Accessing bypassed oil to capture bypassed cash-flow
The oil and gas industry has been hard-hit by the economic downturn. We find ourselves dealing with an unprecedented situation: most financing channels are at punitive rates, and the equity capital markets are an option only for a select few. With oil prices only slowly recovering, there is an industrywide sense of urgency to identify ways to lower costs, make more barrels, and deliver a positive cash flow through high-value activities such as rigless interventions and attractive surface opportunities. Operators seeking faster monetization of assets with predictable project cost and execution are emphasizing production growth and reserve recovery through access of bypassed oil.
Halliburton combines new exploration and production technology with global experience and reservoir expertise, to help operators unlock the economic potential of mature fields by finding new oil, optimizing production and improving overall asset recovery.
A “Mature field” typically refers to fields that have reached their peak production based on economic limits after primary and secondary recovery efforts. Primary recovery factors are typically below 35 percent with large amounts of oil and gas remaining in mature fields. One of the first challenges in mature field development is to find this remaining bypassed oil. Why has the oil been bypassed? Typically as a result of suboptimal field development planning, inefficient displacement (residual oil in the pores) or poor sweep efficiency during water flooding. When analyzing a mature field, best practices include identifying bypassed zones, determining remaining recoverable fluids and identifying better permeability zones that are damaged and can be simply re-perforated via a vertical well. In other words, there’s no need for an expensive workover operation where a simple vertical well will do the trick.
Conventional completions techniques require a workover operation to re-complete these potential hydrocarbon zones. However, due to the presence of production from existing zones below the proposed re-completion –as typified in a dual completion (figure 1) where the long string is still producing while the short string is shut-in –a workover is not an economic option to recover these zones.
So what’s the solution?
Halliburton has developed a novel cement packer technology to be able to re-complete these zones without pulling out the existing completion. Pressure isolation of potential zones is accomplished by placing cement in the tubing-casing annulus above the production packer; the cement acts as a new production packer farther up the wellbore. The cement packer then isolates the objective zone from the surface and below so that all production is through the tubing. Conventional or oriented perforating is then used to complete the well in the new productive intervals.

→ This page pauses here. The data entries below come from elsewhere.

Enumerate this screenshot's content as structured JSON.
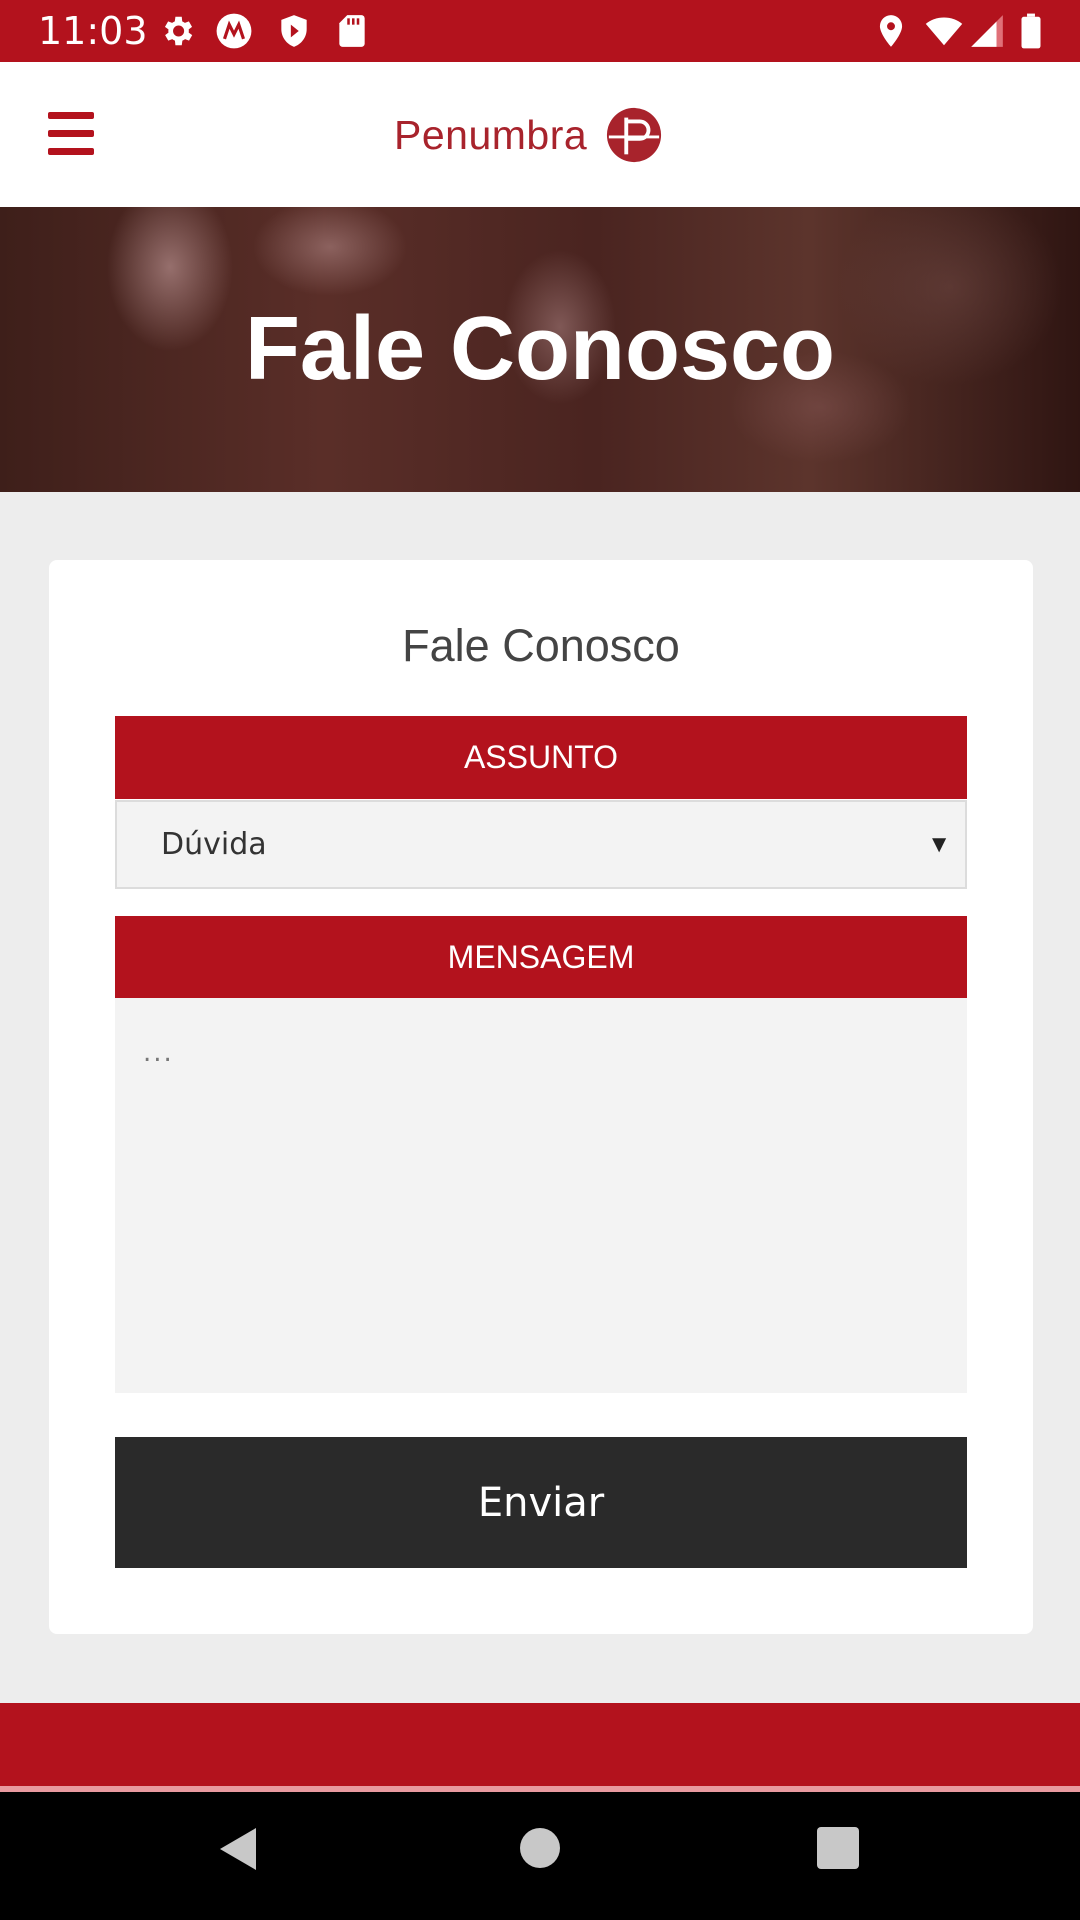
{
  "status_bar": {
    "time": "11:03",
    "left_icons": [
      "settings-icon",
      "motorola-icon",
      "play-protect-icon",
      "sd-card-icon"
    ],
    "right_icons": [
      "location-icon",
      "wifi-icon",
      "signal-icon",
      "battery-icon"
    ]
  },
  "header": {
    "menu_icon": "hamburger-menu-icon",
    "logo_text": "Penumbra"
  },
  "hero": {
    "title": "Fale Conosco"
  },
  "form": {
    "title": "Fale Conosco",
    "subject_label": "ASSUNTO",
    "subject_value": "Dúvida",
    "subject_arrow": "▼",
    "message_label": "MENSAGEM",
    "message_placeholder": "...",
    "send_label": "Enviar"
  },
  "colors": {
    "brand_red": "#b3121d",
    "button_dark": "#2a2a2a",
    "page_background": "#ededed"
  },
  "nav_bar": {
    "icons": [
      "back-icon",
      "home-icon",
      "recent-apps-icon"
    ]
  }
}
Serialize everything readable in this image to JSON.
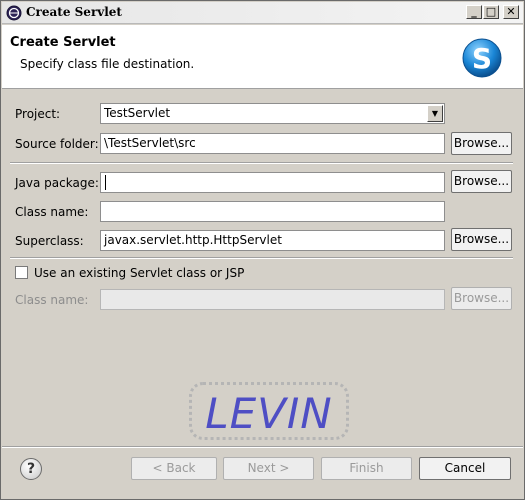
{
  "window": {
    "title": "Create Servlet",
    "minimize": "_",
    "maximize": "□",
    "close": "✕"
  },
  "banner": {
    "heading": "Create Servlet",
    "description": "Specify class file destination.",
    "icon_letter": "S"
  },
  "form": {
    "project_label": "Project:",
    "project_value": "TestServlet",
    "source_folder_label": "Source folder:",
    "source_folder_value": "\\TestServlet\\src",
    "java_package_label": "Java package:",
    "java_package_value": "",
    "class_name_label": "Class name:",
    "class_name_value": "",
    "superclass_label": "Superclass:",
    "superclass_value": "javax.servlet.http.HttpServlet",
    "browse_label": "Browse...",
    "existing_checkbox_label": "Use an existing Servlet class or JSP",
    "existing_checked": false,
    "existing_class_label": "Class name:",
    "existing_class_value": ""
  },
  "watermark": {
    "text": "LEVIN"
  },
  "footer": {
    "help_icon": "?",
    "back_label": "< Back",
    "next_label": "Next >",
    "finish_label": "Finish",
    "cancel_label": "Cancel"
  },
  "colors": {
    "dialog_bg": "#d4d0c8",
    "watermark_text": "#4e4ec4",
    "banner_icon": "#1a86d6"
  }
}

While the number of well configurations, depths and deviation profiles is endless, there are generally two methods used to place cement packers: via coiled tubing or circulated down the production tubing. Pre-job planning, quality assurance/quality control, and placement techniques are critical to obtaining a long-term hydraulic seal. Cement packer completions are a unique and cost-efficient method for recovering reserves from stacked hydrocarbon reservoirs previously ignored because of the economic restrictions of major rig workovers. In this case, the tubing is cemented in place inside the casing or open hole. This has been successfully field tested and provides a means to achieve future plugbacks purely through wireline.
Halliburton has a packer for every type of completion – our cement packer is proven in various prolific reservoirs in both clastic and carbonate systems. For more than 75 years, our production packers have delivered innovation and top performance, helping operators maximize the value of their assets through greater production and lower costs. For rigless access to shallow bypassed oil, Halliburton is your best bet.
“Leveraging Emerging Technologies to Increase Production from Unconventional Reservoirs: Case Study of India,” Y.K. Choudary, SumitBhat, and A. Kumar, Halliburton, presented at the 2012 International Petroleum Technology Conference, Feb. 7-9, Bankok, Thailand.
“Cement Packer: An Innovative Technique to Recover Reserves Above Packer Without Re-completion”, Yoliandri Susilo, SPE; Wahju Wibowo, BP Indonesia; David Rich, SPE, BP UTG Aberdeen. SPE 78493.
“Rigless Multi-zone Re-completion Using a Cement Packer Placed with Coiled Tubing: A Case History” T.W. Nowak and T.S. Patout, SPE-35613-PA.